The Hearth, Patio & Barbecue Association (HPBA) also recommends a maintenance check twice yearly. Turn off the gas at the source, then check the regulator, hoses, burner parts, air shutter, and valve section, it recommends, as well as performing any other checks the manual specifies.

Minimize flareups

Flames flaring on a charcoal grill, cooking kebabs, burgers, and sausages

(Image credit: Getty Images)

Plan ahead to minimize the likelihood of flareups when grilling in a small garden. ‘An easy way to stop your grill from flaring is to trim the fat off your meat,’ says H&G’s Alex. ‘Dripping fat is what causes the flareups and this can be stopped before it starts if your meat is less fatty.’

Think conditions, too. ‘Where possible, grill out of the wind so the fire does’t flare,’ says Alex.

Consider kids and pets

Keeping kids and pets away from the grill can be difficult when grilling in a small garden. ‘Make sure there’s nothing nearby that might attract kids or pets,’ says H&G’s Alex. 

‘That’s easier said than done with dogs when you’re grilling meat. I tend to keep my dog inside when grilling and let her out when I’m done so she can enjoy the scraps of whatever we’ve made. 

‘Grills should be well away from kids’ play areas and trampolines. It also helps if kids have guests over when you’re grilling – they’ll be way too interested in having fun with each other to bother getting near a grill.’

Don't overload the grill

In a small yard, it is especially crucial not to try to cook too much at once. Overloading the grill – especially with meat – can cause a flareup as the fat drips onto flames. It's also a food hygiene issue. Overloading a grill with chicken means that your chicken could be undercooked, which is a health hazard. It may be tempting to cook portions for everyone at once, but work in batches instead for optimum safety.

Small garden grilling FAQs

What should I put under my grill to protect my patio?

An under-grill mat like this silicone under-grill mat at Amazon can protect a patio from grease marks and spatters created when cooking.
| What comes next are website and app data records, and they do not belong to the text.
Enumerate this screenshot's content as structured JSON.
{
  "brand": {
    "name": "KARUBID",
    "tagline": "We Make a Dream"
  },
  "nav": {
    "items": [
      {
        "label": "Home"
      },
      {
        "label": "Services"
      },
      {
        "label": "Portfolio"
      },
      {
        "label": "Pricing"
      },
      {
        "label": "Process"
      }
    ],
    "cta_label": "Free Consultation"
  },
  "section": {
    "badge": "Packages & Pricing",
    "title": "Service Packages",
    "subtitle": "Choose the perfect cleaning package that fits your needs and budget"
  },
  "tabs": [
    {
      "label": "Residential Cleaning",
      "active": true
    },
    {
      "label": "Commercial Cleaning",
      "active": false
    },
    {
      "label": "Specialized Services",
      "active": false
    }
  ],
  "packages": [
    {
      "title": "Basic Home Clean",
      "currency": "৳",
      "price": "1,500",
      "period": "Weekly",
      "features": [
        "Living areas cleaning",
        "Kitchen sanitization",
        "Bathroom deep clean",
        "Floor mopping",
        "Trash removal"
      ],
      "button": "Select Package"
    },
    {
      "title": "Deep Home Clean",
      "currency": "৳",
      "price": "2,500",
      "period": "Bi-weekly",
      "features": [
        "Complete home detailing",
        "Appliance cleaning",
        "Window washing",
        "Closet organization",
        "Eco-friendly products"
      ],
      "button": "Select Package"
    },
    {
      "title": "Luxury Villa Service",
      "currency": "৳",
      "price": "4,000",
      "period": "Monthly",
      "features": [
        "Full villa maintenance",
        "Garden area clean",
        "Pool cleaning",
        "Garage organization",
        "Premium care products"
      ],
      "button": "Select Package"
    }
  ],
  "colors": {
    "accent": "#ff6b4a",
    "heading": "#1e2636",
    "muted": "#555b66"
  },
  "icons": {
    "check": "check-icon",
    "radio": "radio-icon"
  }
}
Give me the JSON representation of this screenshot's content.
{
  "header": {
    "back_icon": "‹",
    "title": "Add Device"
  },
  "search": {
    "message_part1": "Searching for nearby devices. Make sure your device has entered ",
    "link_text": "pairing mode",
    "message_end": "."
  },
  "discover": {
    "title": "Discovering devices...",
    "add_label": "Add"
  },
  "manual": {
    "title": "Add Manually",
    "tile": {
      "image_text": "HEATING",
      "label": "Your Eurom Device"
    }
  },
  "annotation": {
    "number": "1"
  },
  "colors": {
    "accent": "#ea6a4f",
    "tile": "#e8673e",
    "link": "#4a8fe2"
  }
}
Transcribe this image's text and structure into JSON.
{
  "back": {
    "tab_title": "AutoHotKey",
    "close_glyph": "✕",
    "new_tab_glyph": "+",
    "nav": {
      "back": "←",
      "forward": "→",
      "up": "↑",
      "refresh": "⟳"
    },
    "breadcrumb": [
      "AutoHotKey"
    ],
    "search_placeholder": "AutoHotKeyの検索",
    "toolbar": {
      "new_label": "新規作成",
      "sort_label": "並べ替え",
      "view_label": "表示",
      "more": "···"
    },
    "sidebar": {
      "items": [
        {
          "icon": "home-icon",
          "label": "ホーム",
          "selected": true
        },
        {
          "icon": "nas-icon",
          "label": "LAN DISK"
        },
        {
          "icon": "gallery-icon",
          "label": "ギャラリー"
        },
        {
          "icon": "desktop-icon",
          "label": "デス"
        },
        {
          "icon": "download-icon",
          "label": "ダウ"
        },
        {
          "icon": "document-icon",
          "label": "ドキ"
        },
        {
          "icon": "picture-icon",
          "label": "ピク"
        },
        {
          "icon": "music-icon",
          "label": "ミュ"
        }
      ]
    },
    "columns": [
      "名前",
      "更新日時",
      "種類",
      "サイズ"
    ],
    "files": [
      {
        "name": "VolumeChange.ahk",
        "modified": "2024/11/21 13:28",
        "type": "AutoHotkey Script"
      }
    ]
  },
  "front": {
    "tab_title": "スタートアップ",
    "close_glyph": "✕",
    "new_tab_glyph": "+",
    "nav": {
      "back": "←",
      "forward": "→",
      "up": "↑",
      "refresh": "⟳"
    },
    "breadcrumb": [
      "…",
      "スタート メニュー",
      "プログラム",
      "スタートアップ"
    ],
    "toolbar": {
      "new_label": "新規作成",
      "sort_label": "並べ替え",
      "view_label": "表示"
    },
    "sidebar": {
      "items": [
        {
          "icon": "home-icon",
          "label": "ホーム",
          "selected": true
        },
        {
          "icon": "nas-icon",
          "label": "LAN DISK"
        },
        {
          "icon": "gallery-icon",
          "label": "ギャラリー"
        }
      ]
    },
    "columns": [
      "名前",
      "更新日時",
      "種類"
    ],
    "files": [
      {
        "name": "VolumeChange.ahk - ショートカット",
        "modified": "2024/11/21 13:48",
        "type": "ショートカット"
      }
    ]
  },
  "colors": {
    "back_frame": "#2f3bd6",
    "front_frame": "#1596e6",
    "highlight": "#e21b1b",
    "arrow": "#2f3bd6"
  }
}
When you’re choosing one, make sure it’s larger than the grill all round by around 4 inches to keep the patio cleaner.  

If the patio is made from concrete, look out for a mat that won’t discolor the surface below it.

Where should I put my grill on a small patio?

A grill on a small patio should be placed away from the house, and its eaves. The general rule is 10 feet from the building but check the manufacturer’s instructions which may vary.

Make sure there are no branches overhanging the patio and thus the grill, too. If the patio is small, it’s also important that no combustible items are kept there since they will be too close to the grill. 

Grilling is perfectly safe if you know what you're doing. Another top tip from Alex is to keep a bucket of ice on hand. 'We always use a bucket of ice to keep drinks cool, but I've found that it puts nervous guests at ease - worst comes to worst you've got a quick way of putting out fires, and usually some leftover water that's great for patio plants'.

Sarah Warwick
Contributing Editor

Sarah is a freelance journalist and editor. Previously executive editor of Ideal Home, she’s specialized in interiors, property and gardens for over 20 years, and covers interior design, house design, gardens, and cleaning and organizing a home for H&G. She’s written for websites, including Houzz, Channel 4’s flagship website, 4Homes, and Future’s T3; national newspapers, including The Guardian; and magazines including Future’s Country Homes & Interiors, Homebuilding & Renovating, Period Living, and Style at Home, as well as House Beautiful, Good Homes, Grand Designs, Homes & Antiques, LandLove and The English Home among others. It’s no big surprise that she likes to put what she writes about into practice, and is a serial house renovator.